The 10-day program that focuses on Cuba’s emerging economy started in 2015, but this year marked the first visit since the U.S. embassy reopened in Havana last August. Senior Ryan Flanagan said the history of tension between the U.S. and Cuba was not evident during their visit.
“I didn’t really think that it was possible, per se, to ever have good relations between the two countries,” Flanagan said. “But after visiting the country, you could tell that the Cuban people, the officials we talked to … the professors had no ill will towards us for being American.”
Junior Sarah Johnson said the lack of technological and industrial development in Cuba was more noticeable than the history of turmoil.
“If I hadn’t known before, I probably would not have noticed there were bad relations between the U.S. and Cuba,” Johnson said. “But I would’ve wondered why they didn’t have the advanced technology and cars we have.”

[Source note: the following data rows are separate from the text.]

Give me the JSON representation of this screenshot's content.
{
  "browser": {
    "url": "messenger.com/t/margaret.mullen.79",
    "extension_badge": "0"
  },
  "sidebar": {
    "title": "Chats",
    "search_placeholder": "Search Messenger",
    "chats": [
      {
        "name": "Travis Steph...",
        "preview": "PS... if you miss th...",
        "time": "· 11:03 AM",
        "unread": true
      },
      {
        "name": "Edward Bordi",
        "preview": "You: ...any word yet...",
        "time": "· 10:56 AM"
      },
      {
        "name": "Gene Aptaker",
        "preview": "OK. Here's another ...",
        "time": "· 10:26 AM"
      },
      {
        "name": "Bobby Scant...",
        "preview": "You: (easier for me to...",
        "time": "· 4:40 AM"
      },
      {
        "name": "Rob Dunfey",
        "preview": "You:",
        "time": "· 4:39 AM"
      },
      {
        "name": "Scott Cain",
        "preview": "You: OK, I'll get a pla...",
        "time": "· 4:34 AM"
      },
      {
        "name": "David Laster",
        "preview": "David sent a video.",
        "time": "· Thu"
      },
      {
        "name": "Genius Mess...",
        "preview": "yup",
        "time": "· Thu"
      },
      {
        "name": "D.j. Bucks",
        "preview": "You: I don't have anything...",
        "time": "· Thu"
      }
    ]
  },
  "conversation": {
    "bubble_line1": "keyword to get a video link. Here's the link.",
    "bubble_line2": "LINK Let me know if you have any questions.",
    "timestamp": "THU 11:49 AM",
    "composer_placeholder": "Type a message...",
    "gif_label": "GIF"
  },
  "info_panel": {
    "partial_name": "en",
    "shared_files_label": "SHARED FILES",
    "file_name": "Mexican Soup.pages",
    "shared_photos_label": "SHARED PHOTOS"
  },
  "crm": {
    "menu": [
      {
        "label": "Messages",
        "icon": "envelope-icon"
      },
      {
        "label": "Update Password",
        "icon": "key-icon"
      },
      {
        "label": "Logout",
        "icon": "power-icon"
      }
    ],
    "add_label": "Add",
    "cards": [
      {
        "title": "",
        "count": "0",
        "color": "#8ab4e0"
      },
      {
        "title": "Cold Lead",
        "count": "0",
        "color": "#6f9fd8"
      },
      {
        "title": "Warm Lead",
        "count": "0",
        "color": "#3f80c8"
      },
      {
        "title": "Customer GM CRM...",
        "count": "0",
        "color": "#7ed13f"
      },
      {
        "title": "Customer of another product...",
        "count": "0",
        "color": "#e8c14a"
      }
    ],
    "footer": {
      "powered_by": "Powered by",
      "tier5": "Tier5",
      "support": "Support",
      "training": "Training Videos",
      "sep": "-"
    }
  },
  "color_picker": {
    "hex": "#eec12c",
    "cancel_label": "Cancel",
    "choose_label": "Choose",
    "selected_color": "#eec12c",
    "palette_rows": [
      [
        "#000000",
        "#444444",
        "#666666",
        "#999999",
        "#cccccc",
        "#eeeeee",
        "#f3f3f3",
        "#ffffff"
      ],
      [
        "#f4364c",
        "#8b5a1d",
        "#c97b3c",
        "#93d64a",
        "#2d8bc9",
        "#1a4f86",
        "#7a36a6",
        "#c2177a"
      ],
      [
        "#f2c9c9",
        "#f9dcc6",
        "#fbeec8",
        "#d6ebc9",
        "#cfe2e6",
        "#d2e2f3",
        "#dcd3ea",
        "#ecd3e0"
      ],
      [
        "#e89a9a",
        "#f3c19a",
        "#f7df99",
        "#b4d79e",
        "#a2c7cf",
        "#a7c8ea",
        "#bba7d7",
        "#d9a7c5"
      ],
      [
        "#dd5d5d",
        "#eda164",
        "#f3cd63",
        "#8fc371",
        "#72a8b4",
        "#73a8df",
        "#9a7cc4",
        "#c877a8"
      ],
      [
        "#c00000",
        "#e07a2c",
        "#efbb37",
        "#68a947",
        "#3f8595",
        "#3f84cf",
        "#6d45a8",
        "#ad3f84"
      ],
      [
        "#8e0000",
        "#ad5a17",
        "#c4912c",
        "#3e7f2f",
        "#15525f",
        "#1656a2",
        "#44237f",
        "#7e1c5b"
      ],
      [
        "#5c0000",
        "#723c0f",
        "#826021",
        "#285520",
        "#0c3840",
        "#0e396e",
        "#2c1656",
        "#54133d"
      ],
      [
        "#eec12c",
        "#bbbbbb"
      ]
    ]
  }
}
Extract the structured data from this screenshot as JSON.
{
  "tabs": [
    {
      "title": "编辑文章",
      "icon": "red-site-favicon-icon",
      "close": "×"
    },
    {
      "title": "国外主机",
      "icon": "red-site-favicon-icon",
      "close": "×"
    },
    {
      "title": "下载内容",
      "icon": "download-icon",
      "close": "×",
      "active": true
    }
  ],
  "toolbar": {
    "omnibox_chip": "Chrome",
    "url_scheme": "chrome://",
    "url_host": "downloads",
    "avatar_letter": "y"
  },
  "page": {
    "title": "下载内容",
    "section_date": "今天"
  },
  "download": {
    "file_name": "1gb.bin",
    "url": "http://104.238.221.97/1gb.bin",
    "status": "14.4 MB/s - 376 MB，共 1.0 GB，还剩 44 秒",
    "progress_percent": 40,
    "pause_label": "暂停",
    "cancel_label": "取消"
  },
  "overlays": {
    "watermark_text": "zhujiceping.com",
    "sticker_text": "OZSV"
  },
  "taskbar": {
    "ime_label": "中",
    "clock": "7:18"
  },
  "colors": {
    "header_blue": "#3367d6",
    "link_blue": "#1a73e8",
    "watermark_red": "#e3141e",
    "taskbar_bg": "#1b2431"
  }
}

Just weeks after the students returned to TCU, President Barack Obama announced regulatory changes on Jan. 26 that would allow U.S. banks to directly finance exports allowed by the trade embargo with Cuba.
Junior Anna Johnson said the effect the embargo has had on the country was noticeable from the moment their plane landed in Cuba.
“I remember the first thing we saw after leaving the airport was a sign with Cuba with a noose around it,” Anna said. “It implied that because of the embargo, we’re killing Cuba.”
While it will take time to see the results of the more lenient trade rules, students said the trip showed them there is tangible hope for our relationship with Cuba to completely recover and the Cuban economy to progress.
“We cut off relations almost 60 years ago,” Flanagan said. “We’re almost 90 miles apart and have no contact. I think that’s ready to change.”
Correction: an earlier version of this article incorrectly attributed a quote. Ryan Flanagan also said, “We cut off relations almost 60 years ago…”